Is it still being used?
Of course! Coal usage is greater than ever before. Surprised? Read on.
Coal is as important to your life as it was to your grandparents, or your great-grandparents’ lives at the turn of the century. For them, coal was an obvious necessity, since it powered railroads and boats that carried commerce goods to market. It also fueled factories and heated homes.
Coal is working as hard for the world today as it did a century ago. Using the United States as an example, do you know that a typical home in the country requires about 4-5 kW of power, or about 100 kWh per day, or about 3,000 kWh per month, or about 36,000 kWh per year. A family of four for example uses 1530 kilograms ( 3,375 pounds) of coal in one year just to heat their electric water heater? Or that their range would require 254 kilograms (560 pounds) of coal and their TV would require 116 kilograms (256 pounds) in one year? Pretty amazing, isn’t it? That’s because more than 50% of the electricity used by American households is generated by burning coal. As a matter of fact, Americans use far more coal today than at any other time in the nation’s history!
Coal is a very unique and diverse substance which can vary widely in characteristics. Generally, coal is classified into four major categories:

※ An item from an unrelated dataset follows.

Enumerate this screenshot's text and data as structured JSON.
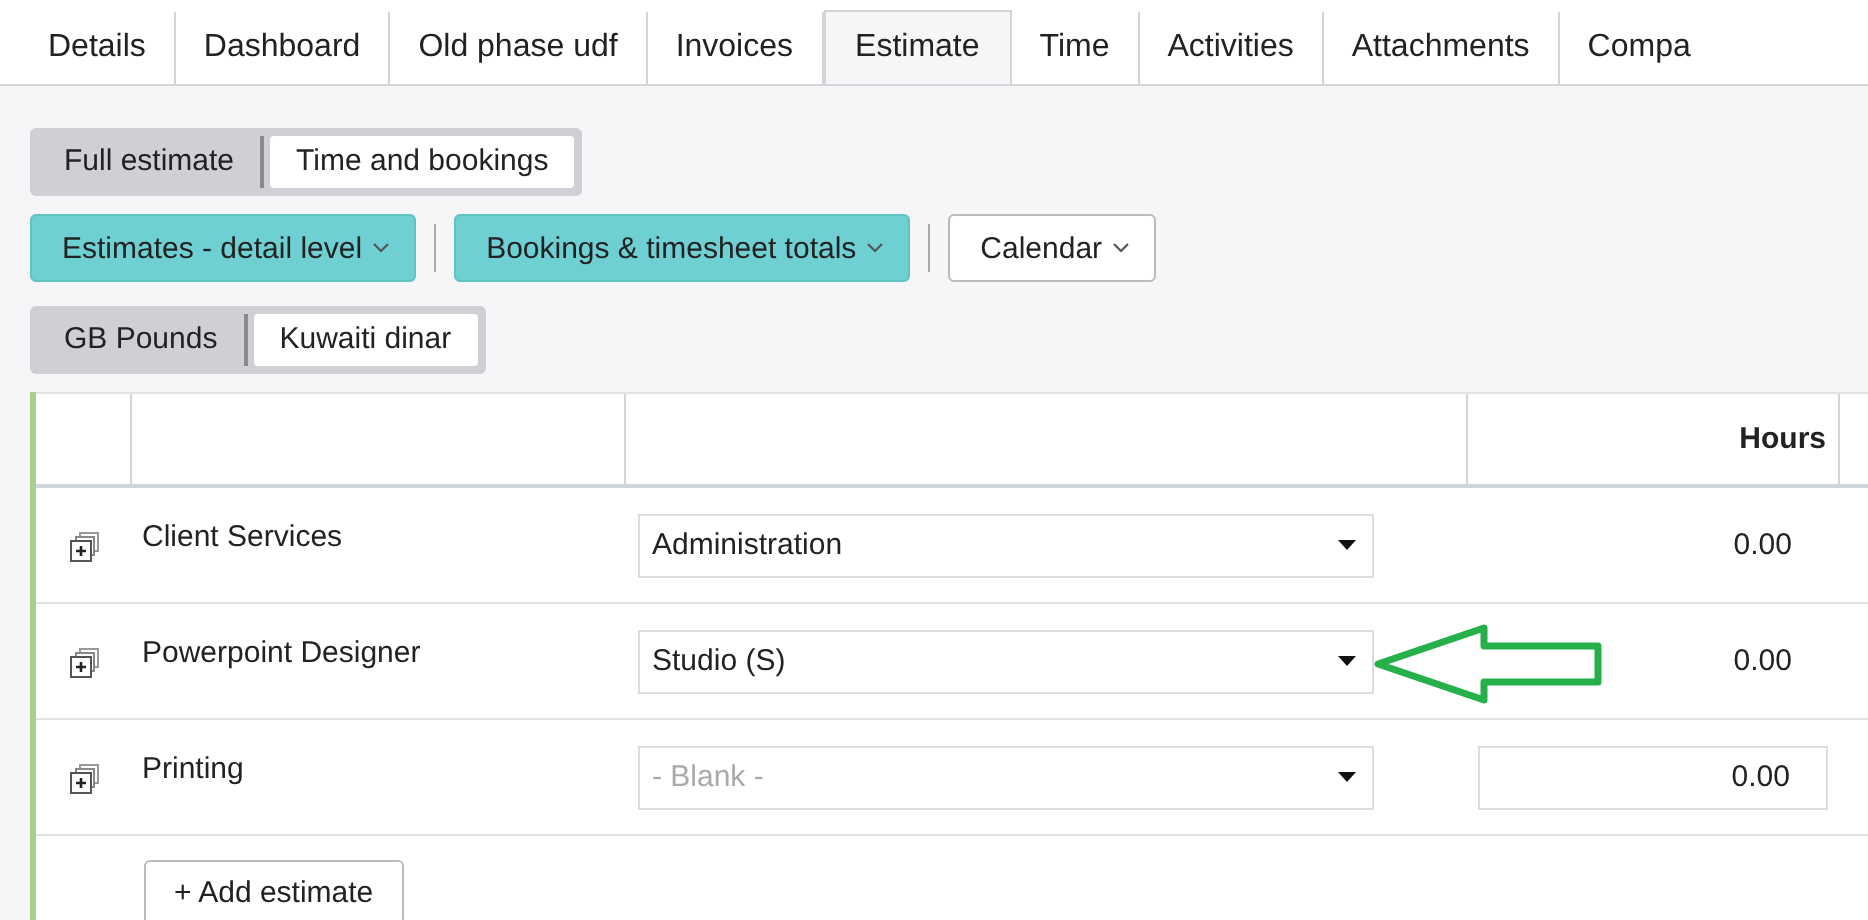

- Lignite (softest coal) – A brownish-black coal with generally high moisture and ash content, and the lowest carbon content and heating value. It is primarily used by electricity generating plants.
- Sub-bituminous (medium-soft coal) – A dull black coal with a higher heating value than lignite. It is also used to produce electricity at generating plants.
- Bituminous – A medium-hard, intermediate grade of coal that is the most common and widely used for instance in the United States to generate electricity and to make coke used in the steel industry. It contains very little moisture and has high heat value.
- Anthracite – The hardest type of coal, consisting of nearly pure carbon. Anthracite has the highest heating value and lowest moisture and ash content. It burns slowly and makes a good heating fuel.
What is Coal Being Used For Today?
- For Electric Power – Generating plants burn coal to make steam. The steam turns turbines which generate electricity, which in turn powers lightbulbs, air conditioners, appliances, computers and even life-saving equipment in hospitals.
- For Industry – A variety of industries use coal’s heat and by-products. Separated ingredients of coal (such as methanol and ethylene) are used in making plastics, tar, synthetic fibers, fertilizers and medicines. The concrete and paper industries also burn large amounts of coal.
- For Making Steel – Coal is baked in hot furnaces to make coke, which is used to smelt iron ore into the iron needed for making steel. It’s the carbon in coal that gives steel the strength and versatility for products such as bridges, automobiles and buildings.
- For Export – For example the United States is one of the top exporters of coal in the world. Most coal goes to China, Western Europe, Canada and Japan.
Why Use Coal?
In the case of the United States the reason is that the country has a great supply of coal. America has the largest coal reserves in the world. If the country used all the recoverable coal it has at the same rate used today, there would be enough coal to last almost 300 years. The country has much more coal than oil or natural gas.
Another reason for coal use is that it is affordable. Coal is usually less expensive than other fuels. It is also less expensive than nuclear energy, which requires power plants that have become increasingly expensive and difficult to build. Locating coal reserves is also easier and less expensive than locating oil or natural gas.
How Does Coal Mining Affect Our Environment?
In the early 1900’s coal had developed a bad image because of the soot, dirt and pollution it created. But today, even though coal use has nearly doubled in the last 20 years, its sulfur dioxide (SO2) emissions are at their lowest levels since the 1930’s. The reason is that new technology has resulted in steady declines in emissions from coal combustion. In addition, there is greater use of low sulfur coals.
Great care is also being taken by coal companies to restore the land which is temporarily disturbed during mining. Though coal mining alters the landscape, most national laws now require all mined land to be restored to its original condition. Most mining companies plan the reclamation process before they even start digging. In many cases the land is left in better condition than before mining started.